In April, Georgia officially became the first state to allow restaurants to open its doors to dine-in customers since quarantine restrictions went into effect in March. The move represented perhaps the first domino to fall in what will eventually be a slow easing of those restrictions across the country in the weeks and months ahead.
As you can imagine, the world of dining will look very different, and, as The New York Times reports, restaurateurs in the U.S. have been looking to Asia recently for examples of how restaurants in those countries have handled reopenings. How will seating be rearranged? What will menus look and feel like? How would they advise customers to handle wearing masks while at the same time trying to eat? Luckily, the National Restaurant Association (NRA), with feedback from the FDA, CDC, and Prevention and Environmental Protection Agency, has released a 10-page guide for restaurants to follow to ensure that all staff and customers are safe.
Of course, you can expect that many of the fixtures you've known to exist in restaurants forever will likely vanish in the name of safety and proper sanitization. If you're curious to know what some of them are, read on—we've listed them here. And for more on the effects of COVID-19 on the world of dining, don't miss this glimpse of What Going to a Restaurant in a Post-COVID-19 World Will Look Like.
Preset table settings
You're probably used to strolling up to your table and seeing a perfectly set table waiting for you. That may not be the case anymore. "Consider using rolled silverware and eliminating table presets," says one recommendation.
In an effort to reduce the things that many customers may wish to touch, the NRA has advised that restaurants remove unwrapped straws from "self-service drinks stations," whether that's at the corner of a restaurant bar or at the milk-and-sugar area of your favorite coffee shop.
Menus that aren't paper or easily cleanable
In an effort to reduce the further contact, the NRA has advised that restaurants either sanitize their menus after every use or to adopt paper menus that will be thrown away promptly after each use. In Georgia, Gov. Brian Kemp had this advice to restaurants: "The use of disposable paper menus is strongly encouraged."

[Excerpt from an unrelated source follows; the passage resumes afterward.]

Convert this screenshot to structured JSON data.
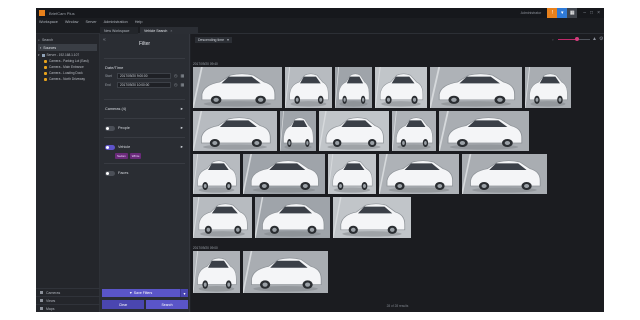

From the guidelines circulated by Georgia's Gov. Kemp: "Discontinue use of salad bars and buffets."
Lemons and limes at drink stations
Just as the guidelines encourage restaurants to do away with unwrapped straws, they advise against those little tubs of cut fruit that are in reach of paying customers, as well.
Self-serve soda dispensers
The self-serve soda fountain has been a fixture in fast-food and fast-casual dining establishments for years. Perhaps not any longer. According to new reports, upwards of 15,000 Burger King, Popeye's, and Tim Horton's locations across North America are banishing them for the sake of safety. Even McDonald's followed suit. We can expect that this policy will expand to other chains.
Condiments at your table
The days of having a ketchup bottle on your diner table (or a syrup bottle on your table at IHOP) could be gone. More likely, you'll get smaller, individual packets of ketchup, mustard, and the like.
Waiters without face masks
You can't wear a face mask while eating, but your server will have to wear one every time they greet you. The CDC recommends that restaurant employees wear "a cloth face covering."
It's one of the enduring appeals of dining out: squeezing into a crowded and deafeningly loud restaurant with mobs of other patrons. This is likely a thing of the past. Restaurants are having to limit the number of customers to reduce contact and to ensure everyone's safety. To make up for fewer customers streaming into their front doors, many restaurants will be relying more on alfresco dining to bolster their revenue. (In fact, some restaurants have even turned to fake mannequins to give you that old "packed restaurant" feel!)
Whatever the restaurant of the future looks like, it's a good bet that enormous, shoulder-to-shoulder crowds are—for a long time, at least—a thing of the past. And for more on how COVID-19 is impacting the dining world, see how these 7 beloved restaurant chains may not survive.